    NO. 7: What are we waiting for? Let's call the press conference before Willingham can recruit anyone else!

    * * * * *
    It's bad enough White and the board of directors forgot the school's former high standards and caved into the lowest temptations -- you expect that sort of thing from the people who run athletic departments at major universities. More disturbing was the student group that planned a protest if Willingham wasn't fired.

    Notre Dame is a Catholic school with a proud tradition of academic excellence and the highest standards of liberal arts education, yet apparently the only thing some students have learned is how to determine a point spread. Here's a real e-mail that made the rounds, calling students to arms:


    "Students still care about the football team and care that it plays championship football.
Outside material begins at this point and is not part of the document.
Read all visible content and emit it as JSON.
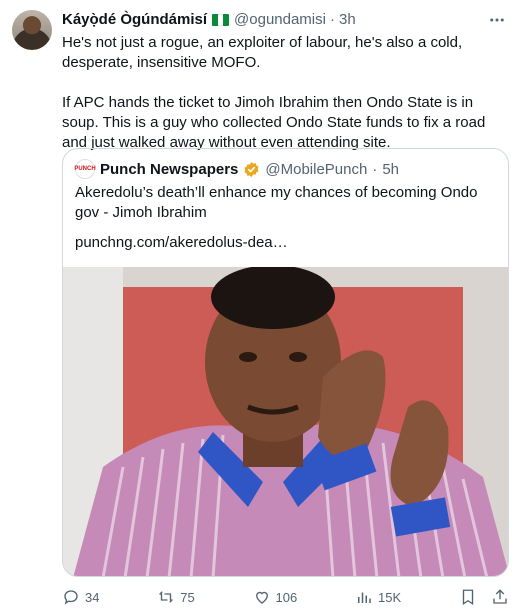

    "The Administration is not ensuring that the football team plays up to the historical standards that made Notre Dame great. Notre Dame would be nothing today if not for the past achievements of the football team.

    "Football is what unites the Notre Dame family.

    "Our classmates on the football team deserve much better than the 'leadership' they are currently getting. ...

    "Therefore ... we are returning all reminders of unfulfilled promises such as 'Return to Glory' shirts and things such as that to the Administration building tomorrow at 5.30."

    Nice, huh? And to think that college students used to protest against the war in Vietnam, women's rights, segregation in the south and apartheid in South Africa. Now, they're reduced to helping run a minority coach and a man of integrity off the campus.

    Wham, Bam, Ty Winningham!

    Your coaching's been our personal Viet Nam!

    If this is what campus life is all about in South Bend these days, you wonder what a sequel to the quintessential Notre Dame movie, "Rudy," would be like.

    "Rudy II"

    [The scene opens on Notre Dame Stadium where the Irish are tied 38-38 with less than a minute to go against Pitt in their final home game of the 2004 season. As Pitt moves the ball steadily downfield in the closing seconds, the Notre Dame students begin chanting, though not loudly enough to hear what they're saying.]

    [Meanwhile, we see little RUDY RUETTIGER JR. pacing the sideline, eager to get into the game. This is his last game at Notre Dame and he's spent the past four years listening to students laugh behind his back and call him Sam Gamgee while assistant coach after assistant coach has told him to give up and go back to the Shire. RUDY remains determined to get into the game.]

    [The chanting grows louder and RUDY JR. finally hears it. His eyes light up. This is it. This is the moment. Just as the students did for his father, he realizes they are chanting his name and that coach TYRONE WILLINGHAM will be forced to put him into the game.]

    [The chanting grows still louder and as Pitt moves into field-goal range, we can make out what is being said.]

    STUDENTS: Fire Ty! Fire Ty! Fire Ty!

    [RUDY JR. watches helplessly as Pitt's Josh Cummings kicks a 32-yard field goal with one second left to give Pitt a 41-38 victory. The chanting grows louder still as time expires and RUDY JR.'s career ends.]


    [With the game over, the students rush onto the field, pushing over RUDY JR. and stomping him under their feet.]

    STUDENT: Get out of my way, you miserable little Hobbit!

    [The students grab WILLINGHAM, hoist him onto their shoulders and then, as the screen fades, we see them ride him out of town on a rail.]


    * * * * *

    Despite the dismissal, Willingham will do just fine. He's a good coach with a great reputation and a strong résumé and he'll be re-hired quickly (rumor has it that he's going to Washington, much to the joy of beleaguered Husky fans everywhere). The big loser is Notre Dame. The next coach may win or he may not but the school's reputation will never recover from this.

    The tag line to "Rudy" was "Sometimes a winner is a dreamer who just won't quit." And now, sometimes a loser is just an athletic department that forgets what made it great.

    Jim Caple is a senior writer for